Like inflation, the outcome of the pay proposal is unpredictable. Unions are now holding meetings with their members to talk to them about details of the deal and will be responding to their queries.
Ms Carpenter says Unite has ‘held many meetings with our members – with many more planned – to talk through the many parts of this proposal, including the changes to pay progression and the higher starting salaries for all pay bands.
‘We are also dispelling the myth that there are any cuts to annual leave,’ she says.
Ms Irwin says there has been a ‘mixed reaction’ from RCN members to the proposals. ‘Some members who are very articulate on social media have been sceptical and not happy about the 6.5%, as they wanted more.’
But she points out that ‘speaking to members on the front line, it’s clear they accept something needed to be done about recruitment as well as retention’, and while the proposed deal is not as much as they would like, ‘nevertheless it’s better than they might have expected’.
A lack of clarity
While 13 out of the 14 unions associated with the deal support the proposals overall, the GMB has been talking to its members since 15 April to discuss why, according to Mr Brandstatter, ‘we don’t believe this is an adequate pay increase’.
He says the GMB is meeting with NHS staff throughout country and ‘making sure they get round to as many of our people as possible to explain to them what we’re unhappy with’.
But once the votes are in, there seems to be a lack of clarity among the unions about what happens next. As to how the voting process will work – such as what will happen if a majority vote rules and whether it would mean the pay deal comes into force in July – the picture is as yet unclear.
All 14 unions will consider the results of their members’ votes and this will inform their decision to accept or reject the deal. ‘Hopefully we’ll be able to reach a consensus. The health unions work together very co-operatively, and 13 of us think it’s a good deal,’ says Mr Skewes.
He adds if the decision on the deal did require the unions to vote on it, with the larger ones voting ‘yes’ and the smaller ones voting ‘no’, the smaller ones could be out-voted.

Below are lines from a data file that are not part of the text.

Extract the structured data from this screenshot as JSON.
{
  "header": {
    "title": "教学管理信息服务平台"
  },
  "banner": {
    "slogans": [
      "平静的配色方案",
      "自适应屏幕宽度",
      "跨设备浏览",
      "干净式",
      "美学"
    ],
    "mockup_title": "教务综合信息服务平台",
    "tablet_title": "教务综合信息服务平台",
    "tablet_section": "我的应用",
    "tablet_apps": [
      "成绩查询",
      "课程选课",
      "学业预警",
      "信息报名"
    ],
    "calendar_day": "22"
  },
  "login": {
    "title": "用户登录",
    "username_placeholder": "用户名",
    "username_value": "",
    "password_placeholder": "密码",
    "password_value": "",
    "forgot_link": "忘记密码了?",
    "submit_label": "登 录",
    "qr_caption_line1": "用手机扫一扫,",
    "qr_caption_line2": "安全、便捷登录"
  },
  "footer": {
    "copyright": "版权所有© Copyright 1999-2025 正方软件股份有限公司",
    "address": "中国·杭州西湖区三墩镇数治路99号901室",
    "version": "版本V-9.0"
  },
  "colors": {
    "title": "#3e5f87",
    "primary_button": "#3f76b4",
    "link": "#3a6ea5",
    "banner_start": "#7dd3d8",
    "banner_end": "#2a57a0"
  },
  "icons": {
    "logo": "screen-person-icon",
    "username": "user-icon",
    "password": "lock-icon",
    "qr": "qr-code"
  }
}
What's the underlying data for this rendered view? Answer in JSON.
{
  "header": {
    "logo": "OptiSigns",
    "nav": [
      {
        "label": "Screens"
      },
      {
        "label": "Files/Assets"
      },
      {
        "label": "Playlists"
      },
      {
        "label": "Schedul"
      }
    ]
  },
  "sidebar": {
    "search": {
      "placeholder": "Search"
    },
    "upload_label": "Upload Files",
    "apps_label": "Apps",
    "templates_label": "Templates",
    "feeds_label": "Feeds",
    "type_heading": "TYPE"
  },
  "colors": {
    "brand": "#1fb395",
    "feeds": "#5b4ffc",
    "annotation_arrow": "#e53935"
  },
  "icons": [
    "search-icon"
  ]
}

However, Mr Brandstatter says that while previously disagreements between unions around pay have meant those with the weight of numbers behind them have seen their view prevail, this time ‘things are different’.
‘We have hundreds of people voting to join us to debate [the proposed deal] and there are no rules about how we address this. We’re not worried about being a lone voice,’ he says.
And if one union returns a ‘no’ vote, he says: ‘We don’t know what will happen – we’re in unchartered waters.’
If the unions agree to this pay deal, money will also be made available to the devolved nations of the UK. The amount will be decided by the Barnett formula, which takes the amount spent on public services in England and calculates an appropriate sum to filter through to the other UK nations. It will then be down to the unions in each of these countries to agree a pay deal with the respective
Whether nurses decide to vote for or against the proposals, some unions feel while the suggested deal is not ideal, it’s a start, and that they have done their best to get the best outcome.
As Ms Pile says: ‘The proposed deal is not perfect, but it’s a step in the right direction. Health unions deserve credit for changing the story so that now, instead of continuing to fight against the hugely damaging 1% cap, NHS staff have a real choice to make.’